Riding in the taxi from our home village to a teammate’s house for our time of prayer and sometimes all I can do is stare out the window at the incredible, and raw, beauty that surrounds me. Most of the ride is along the ocean, and I can’t help but watch as the waves continuously write their fleeting verses in the sand, only to wash away their previous secrets. I see dried banana leaf shacks where people will sit in the shade as they make the long walk from our village to the next, . Kids selling piles of fresh picked mangoes for what we consider pocket change (less than $1) Women sitting on short stools on the ground, grilling chicken wings and deep frying green bananas. Men, women, and children carrying fruit laden woven baskets or bunches of wood on their heads, or multiple jugs filled with water, as they walk.
On most taxi rides, I don’t talk much with other passengers, mostly because I enjoy the peace of the wind in my face, the smell of the ocean, and the scenery.
Yesterday, was different.
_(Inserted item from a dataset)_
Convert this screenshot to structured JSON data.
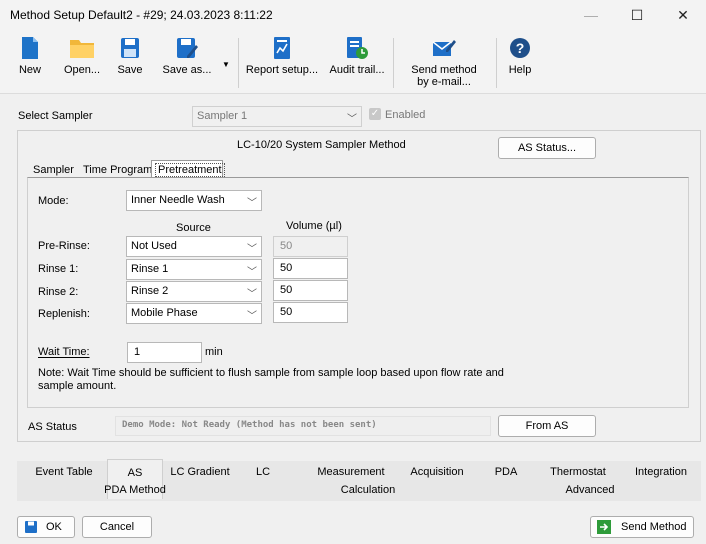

I got into a taxi, and was the only woman. And all the men started talking at once…one talking to me, and the other 2 talking to each other about how I don’t understand what they are saying. It was funny and frustrating at the same time…they took turns trying to talk to me in French, after I clearly told them that I don’t know French. They laughed at my stumbling phrases in the local language, all the while commenting to each other how the white girl couldn’t speak the local language (which is something that I am already super self-conscious about and struggling with). I couldn’t wait to get out of that taxi.
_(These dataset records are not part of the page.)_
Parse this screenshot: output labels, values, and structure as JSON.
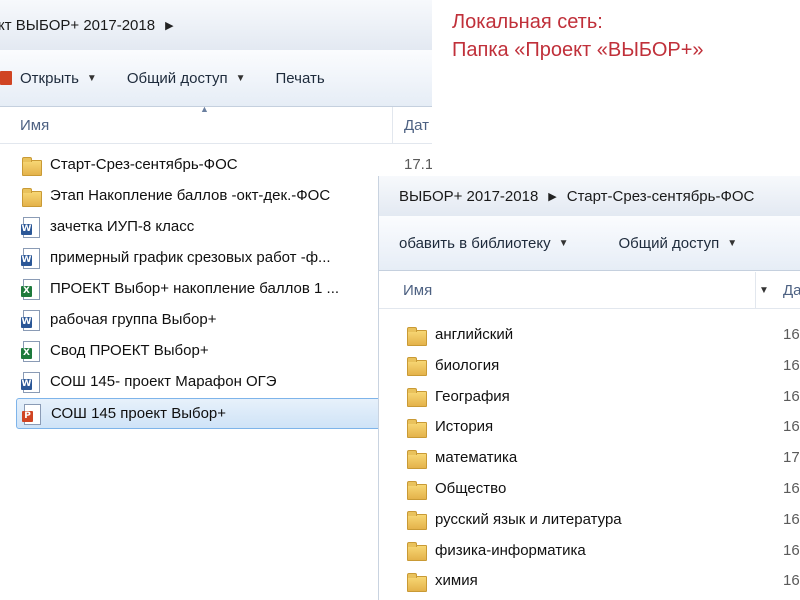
{
  "caption": {
    "line1": "Локальная сеть:",
    "line2": "Папка «Проект «ВЫБОР+»"
  },
  "window1": {
    "breadcrumb": [
      "кт ВЫБОР+ 2017-2018"
    ],
    "toolbar": {
      "open_label": "Открыть",
      "share_label": "Общий доступ",
      "print_label": "Печать"
    },
    "columns": {
      "name": "Имя",
      "date": "Дат"
    },
    "files": [
      {
        "name": "Старт-Срез-сентябрь-ФОС",
        "icon": "folder-icon",
        "date": "17.1"
      },
      {
        "name": "Этап Накопление баллов -окт-дек.-ФОС",
        "icon": "folder-icon",
        "date": ""
      },
      {
        "name": "зачетка ИУП-8 класс",
        "icon": "word-icon",
        "date": ""
      },
      {
        "name": "примерный график срезовых работ -ф...",
        "icon": "word-icon",
        "date": ""
      },
      {
        "name": "ПРОЕКТ Выбор+ накопление баллов 1 ...",
        "icon": "excel-icon",
        "date": ""
      },
      {
        "name": "рабочая группа Выбор+",
        "icon": "word-icon",
        "date": ""
      },
      {
        "name": "Свод ПРОЕКТ Выбор+",
        "icon": "excel-icon",
        "date": ""
      },
      {
        "name": "СОШ 145- проект Марафон ОГЭ",
        "icon": "word-icon",
        "date": ""
      },
      {
        "name": "СОШ 145 проект Выбор+",
        "icon": "ppt-icon",
        "date": ""
      }
    ]
  },
  "window2": {
    "breadcrumb": [
      "ВЫБОР+ 2017-2018",
      "Старт-Срез-сентябрь-ФОС"
    ],
    "toolbar": {
      "library_label": "обавить в библиотеку",
      "share_label": "Общий доступ"
    },
    "columns": {
      "name": "Имя",
      "date": "Да"
    },
    "folders": [
      {
        "name": "английский",
        "date": "16"
      },
      {
        "name": "биология",
        "date": "16"
      },
      {
        "name": "География",
        "date": "16"
      },
      {
        "name": "История",
        "date": "16"
      },
      {
        "name": "математика",
        "date": "17"
      },
      {
        "name": "Общество",
        "date": "16"
      },
      {
        "name": "русский язык и литература",
        "date": "16"
      },
      {
        "name": "физика-информатика",
        "date": "16"
      },
      {
        "name": "химия",
        "date": "16"
      }
    ]
  }
}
After prayer, I caught another taxi home, and to my frustration, it was another taxi filled with only men… 🙁 I didn’t want a repeat of the previous ride, so I got in as usual, and immediately turned my face to the window only to find it broken and not able to roll down…uggh. The passengers in this taxi were different though. They started talking to me in French, and when I said I didn’t know French, they tried some stuttered English mixed with the local language. They asked polite questions and made encouraging comments about my ability to speak the local language. It turned out to be one of my favorite taxi rides, even though I didn’t have the nice cool breeze.
All that to say, I love this island, and the people here. I may not have deep friendships, or know the language well, or even know my way through the maze of neighborhoods, but as we count down the months until we get to see our family again…I already know, I’m really going to miss this place.